Kennedy campaign for the Lib Dems earlier this year in Bearsden  

Charles Kennedy: A brilliant man whose talents were badly needed

Baroness Williams
Sepp Blatter resignation: The beginning of Fifa's long road to reform?

Does Blatter's departure mean Fifa will automatically clean up its act?

Don't bet on it, says Tom Peck
Charles Kennedy: The baby of the House who grew into a Lib Dem giant

The baby of the House who grew into a Lib Dem giant

Charles Kennedy was consistently a man of the centre-left, dedicated to social justice, but was also a champion of liberty and an opponent of the nanny-state, says Baroness Williams
Syria civil war: The harrowing testament of a five-year-old victim of this endless conflict

The harrowing testament of a five-year-old victim of Syria's endless civil war

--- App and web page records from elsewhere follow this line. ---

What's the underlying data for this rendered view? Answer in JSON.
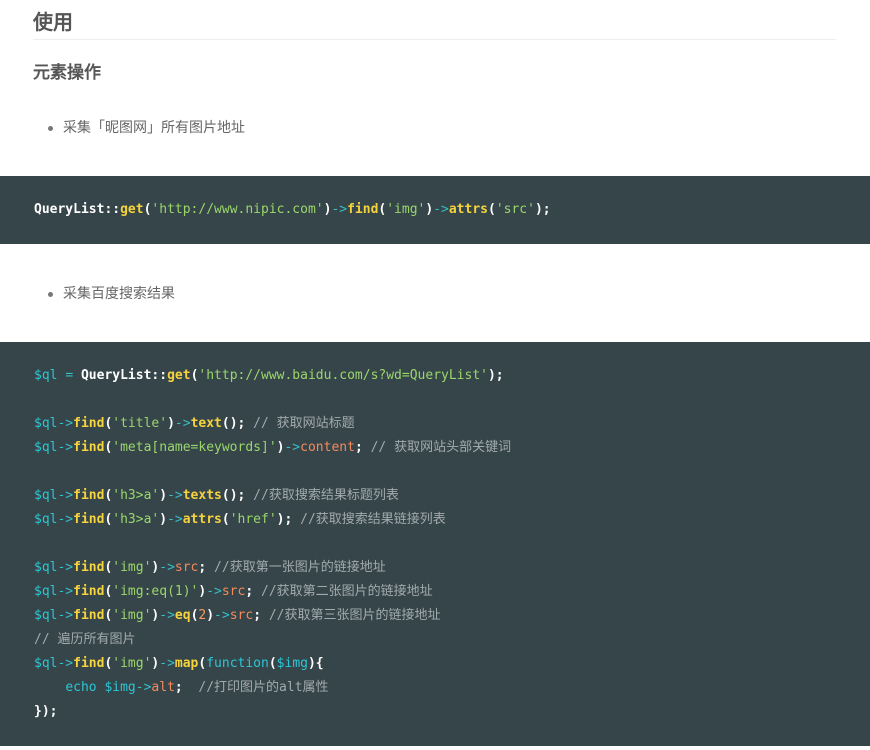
{
  "heading": "使用",
  "subheading": "元素操作",
  "bullets": [
    "采集「昵图网」所有图片地址",
    "采集百度搜索结果"
  ],
  "code1": [
    [
      [
        "cls",
        "QueryList"
      ],
      [
        "pun",
        "::"
      ],
      [
        "fn",
        "get"
      ],
      [
        "pun",
        "("
      ],
      [
        "str",
        "'http://www.nipic.com'"
      ],
      [
        "pun",
        ")"
      ],
      [
        "op",
        "->"
      ],
      [
        "fn",
        "find"
      ],
      [
        "pun",
        "("
      ],
      [
        "str",
        "'img'"
      ],
      [
        "pun",
        ")"
      ],
      [
        "op",
        "->"
      ],
      [
        "fn",
        "attrs"
      ],
      [
        "pun",
        "("
      ],
      [
        "str",
        "'src'"
      ],
      [
        "pun",
        ");"
      ]
    ]
  ],
  "code2": [
    [
      [
        "var",
        "$ql"
      ],
      [
        "pun",
        " "
      ],
      [
        "op",
        "="
      ],
      [
        "pun",
        " "
      ],
      [
        "cls",
        "QueryList"
      ],
      [
        "pun",
        "::"
      ],
      [
        "fn",
        "get"
      ],
      [
        "pun",
        "("
      ],
      [
        "str",
        "'http://www.baidu.com/s?wd=QueryList'"
      ],
      [
        "pun",
        ");"
      ]
    ],
    [],
    [
      [
        "var",
        "$ql"
      ],
      [
        "op",
        "->"
      ],
      [
        "fn",
        "find"
      ],
      [
        "pun",
        "("
      ],
      [
        "str",
        "'title'"
      ],
      [
        "pun",
        ")"
      ],
      [
        "op",
        "->"
      ],
      [
        "fn",
        "text"
      ],
      [
        "pun",
        "();"
      ],
      [
        "cmt",
        " // 获取网站标题"
      ]
    ],
    [
      [
        "var",
        "$ql"
      ],
      [
        "op",
        "->"
      ],
      [
        "fn",
        "find"
      ],
      [
        "pun",
        "("
      ],
      [
        "str",
        "'meta[name=keywords]'"
      ],
      [
        "pun",
        ")"
      ],
      [
        "op",
        "->"
      ],
      [
        "prop",
        "content"
      ],
      [
        "pun",
        ";"
      ],
      [
        "cmt",
        " // 获取网站头部关键词"
      ]
    ],
    [],
    [
      [
        "var",
        "$ql"
      ],
      [
        "op",
        "->"
      ],
      [
        "fn",
        "find"
      ],
      [
        "pun",
        "("
      ],
      [
        "str",
        "'h3>a'"
      ],
      [
        "pun",
        ")"
      ],
      [
        "op",
        "->"
      ],
      [
        "fn",
        "texts"
      ],
      [
        "pun",
        "();"
      ],
      [
        "cmt",
        " //获取搜索结果标题列表"
      ]
    ],
    [
      [
        "var",
        "$ql"
      ],
      [
        "op",
        "->"
      ],
      [
        "fn",
        "find"
      ],
      [
        "pun",
        "("
      ],
      [
        "str",
        "'h3>a'"
      ],
      [
        "pun",
        ")"
      ],
      [
        "op",
        "->"
      ],
      [
        "fn",
        "attrs"
      ],
      [
        "pun",
        "("
      ],
      [
        "str",
        "'href'"
      ],
      [
        "pun",
        ");"
      ],
      [
        "cmt",
        " //获取搜索结果链接列表"
      ]
    ],
    [],
    [
      [
        "var",
        "$ql"
      ],
      [
        "op",
        "->"
      ],
      [
        "fn",
        "find"
      ],
      [
        "pun",
        "("
      ],
      [
        "str",
        "'img'"
      ],
      [
        "pun",
        ")"
      ],
      [
        "op",
        "->"
      ],
      [
        "prop",
        "src"
      ],
      [
        "pun",
        ";"
      ],
      [
        "cmt",
        " //获取第一张图片的链接地址"
      ]
    ],
    [
      [
        "var",
        "$ql"
      ],
      [
        "op",
        "->"
      ],
      [
        "fn",
        "find"
      ],
      [
        "pun",
        "("
      ],
      [
        "str",
        "'img:eq(1)'"
      ],
      [
        "pun",
        ")"
      ],
      [
        "op",
        "->"
      ],
      [
        "prop",
        "src"
      ],
      [
        "pun",
        ";"
      ],
      [
        "cmt",
        " //获取第二张图片的链接地址"
      ]
    ],
    [
      [
        "var",
        "$ql"
      ],
      [
        "op",
        "->"
      ],
      [
        "fn",
        "find"
      ],
      [
        "pun",
        "("
      ],
      [
        "str",
        "'img'"
      ],
      [
        "pun",
        ")"
      ],
      [
        "op",
        "->"
      ],
      [
        "fn",
        "eq"
      ],
      [
        "pun",
        "("
      ],
      [
        "num",
        "2"
      ],
      [
        "pun",
        ")"
      ],
      [
        "op",
        "->"
      ],
      [
        "prop",
        "src"
      ],
      [
        "pun",
        ";"
      ],
      [
        "cmt",
        " //获取第三张图片的链接地址"
      ]
    ],
    [
      [
        "cmt",
        "// 遍历所有图片"
      ]
    ],
    [
      [
        "var",
        "$ql"
      ],
      [
        "op",
        "->"
      ],
      [
        "fn",
        "find"
      ],
      [
        "pun",
        "("
      ],
      [
        "str",
        "'img'"
      ],
      [
        "pun",
        ")"
      ],
      [
        "op",
        "->"
      ],
      [
        "fn",
        "map"
      ],
      [
        "pun",
        "("
      ],
      [
        "kw",
        "function"
      ],
      [
        "pun",
        "("
      ],
      [
        "var",
        "$img"
      ],
      [
        "pun",
        "){"
      ]
    ],
    [
      [
        "pun",
        "    "
      ],
      [
        "kw",
        "echo"
      ],
      [
        "pun",
        " "
      ],
      [
        "var",
        "$img"
      ],
      [
        "op",
        "->"
      ],
      [
        "prop",
        "alt"
      ],
      [
        "pun",
        ";"
      ],
      [
        "cmt",
        "  //打印图片的alt属性"
      ]
    ],
    [
      [
        "pun",
        "});"
      ]
    ]
  ]
}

Sahar Qanbar lost her mother and brother as civilians and government soldiers fought side by side after being surrounded by brutal Islamist fighters. Robert Fisk visited her
The future of songwriting: How streaming is changing everything we know about making music

The future of songwriting

How streaming is changing everything we know about making music
William Shemin and Henry Johnson: Jewish and black soldiers receive World War I Medal of Honor amid claims of discrimination

Recognition at long last

Jewish and black soldiers who fought in WWI finally receive medals after claims of discrimination
Beating obesity: The new pacemaker which helps over-eaters

Beating obesity

The new pacemaker which helps over-eaters
9 best women's festival waterproofs

Ready for rain: 9 best women's festival waterproofs

These are the macs to keep your denim dry and your hair frizz-free(ish)
Cycling World Hour Record: Nervous Sir Bradley Wiggins ready for pain as he prepares to go distance

Wiggins worried

Nervous Sir Bradley ready for pain as he prepares to attempt cycling's World Hour Record
Liverpool close in on Milner signing

Liverpool close in on Milner signing

Reds baulk at Christian Benteke £32.5m release clause
On your feet! Spending at least two hours a day standing reduces the risk of heart attacks, cancer and diabetes, according to new research

On your feet!

Spending half the day standing 'reduces risk of heart attacks and cancer'
With scores of surgeries closing, what hope is there for the David Cameron's promise of 5,000 more GPs and a 24/7 NHS?

The big NHS question

Why are there so few new GPs when so many want to study medicine?
Big knickers are back: Thongs ain't what they used to be

Thongs ain't what they used to be

Big knickers are back
Thurston Moore interview

Thurston Moore interview

On living in London, Sonic Youth and musical memoirs
In full bloom

In full bloom

Floral print womenswear
From leading man to Elephant Man, Bradley Cooper is terrific

From leading man to Elephant Man

Bradley Cooper is terrific